Roald Dahl used to talk with some pride about what he called his ‘child power’. He couldn’t move objects with his mind like Matilda or wave a vengeful magic finger, no. What he believed he could do, according to biographer Jeremy Treglown, was ‘walk into any house in Europe or the USA and if there were children living there, be recognised and made welcome.’ Not the sort of claim people make so much these days, but it was true, I was one of those children. Wielding his walking cane Dahl would have seen off Adam Ant, E.T., even Spider-Man in the queue to my front door.
By the 1980s Roald Dahl had (mostly) given up trying to be an Important Adult Writer and was instead positioning himself as a Classic Children’s Author (‘The World’s No. 1 Storyteller’, as he is billed today). In a letter to his editor Stephen Roxburgh, Dahl refused to remove some particularly English references from the Witches for the benefit of American readers. This, he believed, would be akin to rewriting Alice in Wonderland.
Dahl became a great advocate of children’s books, regularly arguing for their cultural value and claiming that they were much harder to write than books for adults. But he had faced criticism from adults throughout his career, and after previous controversies about his portrayal of ethnic characters, in the 80s turned on his treatment of women. Ultimately none of this hurt him, ‘I don’t give a bugger what grown-ups think about it,’ he told Roxburgh. Child Power™ made him unstoppable.

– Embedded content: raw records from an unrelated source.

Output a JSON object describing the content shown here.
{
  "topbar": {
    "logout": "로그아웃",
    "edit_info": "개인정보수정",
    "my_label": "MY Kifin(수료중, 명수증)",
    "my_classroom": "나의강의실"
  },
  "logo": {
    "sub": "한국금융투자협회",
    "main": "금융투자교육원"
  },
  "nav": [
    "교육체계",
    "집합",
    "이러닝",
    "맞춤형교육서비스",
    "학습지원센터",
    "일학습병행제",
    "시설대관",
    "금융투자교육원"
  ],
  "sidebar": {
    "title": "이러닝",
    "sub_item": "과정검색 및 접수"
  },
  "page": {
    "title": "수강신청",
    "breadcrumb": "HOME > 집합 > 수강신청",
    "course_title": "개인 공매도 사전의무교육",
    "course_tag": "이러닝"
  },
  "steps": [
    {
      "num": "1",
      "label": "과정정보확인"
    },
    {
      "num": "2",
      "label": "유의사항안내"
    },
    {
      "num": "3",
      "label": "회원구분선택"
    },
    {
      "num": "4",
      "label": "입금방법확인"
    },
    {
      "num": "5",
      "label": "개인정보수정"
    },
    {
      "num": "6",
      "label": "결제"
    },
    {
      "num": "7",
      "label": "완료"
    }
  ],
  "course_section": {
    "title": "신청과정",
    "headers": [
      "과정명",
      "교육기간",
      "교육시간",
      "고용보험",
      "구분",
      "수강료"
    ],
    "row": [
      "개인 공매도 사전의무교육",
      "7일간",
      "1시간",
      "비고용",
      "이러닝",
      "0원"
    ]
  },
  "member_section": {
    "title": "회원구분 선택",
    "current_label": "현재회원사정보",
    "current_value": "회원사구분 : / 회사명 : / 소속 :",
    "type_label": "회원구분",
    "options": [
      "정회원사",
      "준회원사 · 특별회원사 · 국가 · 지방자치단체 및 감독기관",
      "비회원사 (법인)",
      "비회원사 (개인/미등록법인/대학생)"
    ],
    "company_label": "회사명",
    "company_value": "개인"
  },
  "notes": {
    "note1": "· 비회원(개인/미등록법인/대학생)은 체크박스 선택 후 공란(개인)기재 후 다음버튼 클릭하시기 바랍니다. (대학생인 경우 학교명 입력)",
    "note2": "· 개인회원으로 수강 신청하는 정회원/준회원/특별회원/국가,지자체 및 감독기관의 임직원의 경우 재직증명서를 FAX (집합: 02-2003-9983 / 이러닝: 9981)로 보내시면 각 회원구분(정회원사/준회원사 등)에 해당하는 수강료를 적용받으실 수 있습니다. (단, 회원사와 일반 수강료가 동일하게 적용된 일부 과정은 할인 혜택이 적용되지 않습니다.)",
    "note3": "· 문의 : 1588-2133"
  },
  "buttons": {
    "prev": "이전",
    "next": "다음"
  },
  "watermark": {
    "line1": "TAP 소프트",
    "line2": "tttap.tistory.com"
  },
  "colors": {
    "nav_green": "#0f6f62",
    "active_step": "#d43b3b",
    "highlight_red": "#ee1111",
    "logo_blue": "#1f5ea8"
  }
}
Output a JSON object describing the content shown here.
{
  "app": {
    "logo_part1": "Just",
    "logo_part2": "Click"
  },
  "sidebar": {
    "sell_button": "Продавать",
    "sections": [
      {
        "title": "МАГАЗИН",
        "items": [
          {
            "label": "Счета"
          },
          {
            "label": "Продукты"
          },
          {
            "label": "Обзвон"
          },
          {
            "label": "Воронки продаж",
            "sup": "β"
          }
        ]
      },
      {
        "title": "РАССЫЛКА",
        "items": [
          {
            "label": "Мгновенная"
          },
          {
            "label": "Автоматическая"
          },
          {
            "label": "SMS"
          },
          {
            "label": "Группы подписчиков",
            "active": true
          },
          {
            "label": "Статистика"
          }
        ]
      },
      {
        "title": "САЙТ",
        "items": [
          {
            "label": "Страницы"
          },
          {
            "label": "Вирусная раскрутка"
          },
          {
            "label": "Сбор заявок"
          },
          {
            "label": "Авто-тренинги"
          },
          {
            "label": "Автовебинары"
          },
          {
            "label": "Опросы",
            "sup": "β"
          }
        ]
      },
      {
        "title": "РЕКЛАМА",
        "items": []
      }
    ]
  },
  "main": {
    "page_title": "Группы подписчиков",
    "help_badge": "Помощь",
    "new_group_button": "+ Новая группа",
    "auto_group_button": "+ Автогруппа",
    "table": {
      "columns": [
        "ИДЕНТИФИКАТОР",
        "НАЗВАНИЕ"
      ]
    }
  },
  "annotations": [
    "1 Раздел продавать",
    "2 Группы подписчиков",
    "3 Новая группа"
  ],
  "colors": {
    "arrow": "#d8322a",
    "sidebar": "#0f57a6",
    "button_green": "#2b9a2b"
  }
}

Dahl now spoke to his audience more directly than he ever had before. During interviews he explained that he could remember exactly what it felt like to be very young, and he made the experience of the child more central to his work.
The 1980s began with the Twits. Dahl reveled in his disgusting lead characters and plotted a most terrible comeuppance. The narrative is simply a series of increasingly twisted tricks designed to appeal to kids in the playground. Glass eyes in beer glasses, frogs in the bed, worms in spaghetti, furniture on the ceiling. Dirty, outrageous and lacking any kind of improving qualities the Twits was pure punk and I loved it.
George’s Marvellous Medicine followed in 1981 and was criticised for being even more irresponsible, a young poisoner’s handbook encouraging children to play with harmful household materials.
George is playing a game familiar to all children – mixing stuff together to make an outrageous, smelly mess. The carpet in our house is stained with many such successful experiments.
In a shift from his previous work, most of Dahl’s best stories from this period feature a domestic setting, or at least somewhere very familiar to a young audience. Here Quentin Blake’s illustrations show us the world from George’s point of view. Compared to him everything is over-sized – the saucepan is massive, the shelves out of reach. Blake of course is the other key ingredient in Dahl’s revitalised work, providing a lighthearted counterpoint to the writer’s misanthropy.
Dahl’s first grandchild Sophie was born in 1977, a relationship that allowed Roald to play to his strengths as a real life big friendly giant, and which was famously immortalised in the BFG (1982). Interestingly he chose to return to the character who first seen in Danny the Champion of the World, the subject of a bedtime story told by father to son. Dahl himself fills many roles, storyteller, hero and now loving grandfather.
For a book that deals with such enormous characters, Dahl is careful to keep Sophie at the centre of things, and this is what makes the book work. The threat to her becomes very real, and the magic tangible. Plus, you know, farting.
The Witches (1983) looked for inspiration to the darkest corners of the Norwegian folklore and Dahl’s own family history, most obviously his close relationship his own Grandmother.
Erica Jong (one of those Important Adult Writers) called it ‘a love story – the story of a little boy who loves his grandmother so utterly (and she him) … It is a curious sort of tale but an honest one, which deals with matters of crucial importance to children: smallness, the existence of evil in the world, mourning, separation, death.’
The original draft contained two chapters full of autobiographical details from Dahl’s time at school. This was cut and ended up as the basis for his next book, the memoir ‘Boy’ (1884) with its memorable tale of a trick played with a dead rodent in a sweetie jar.
Matilda (1988) Dahl is often celebrated as one of his most humane stories, with its cast of angelic teachers and unfortunate children at the mercy of the terrible Trunchbull. But Matilda herself, defined by her love of books, is never over sentimentalised. In fact in the original draft Dahl cast her as a practical joker who is ‘born wicked’ and comes to the aid, not of Miss Honey, but Miss Hayes, a lady with a gambling problem, which Matilda puts right by fixing a horse race with her magic eyes.
The final draft makes Matilda’s victims are far more deserving of their fate. Her tricks are among Dahl’s most memorable. Some, like the ghostly parrot up the chimney are great farce, while others like the superglue on the hat all too easy to imitate.
By the end of the decade Dahl was physically exhausted by ill health. His Child Power faded, the final reserves of magic were diverted into stories about adults cleverly disguised as children’s books. But he had done enough. The fantastic stories he wrote in the ’80s ran the gamut of childhood experiences and cemented his place in children’s literary Valhalla.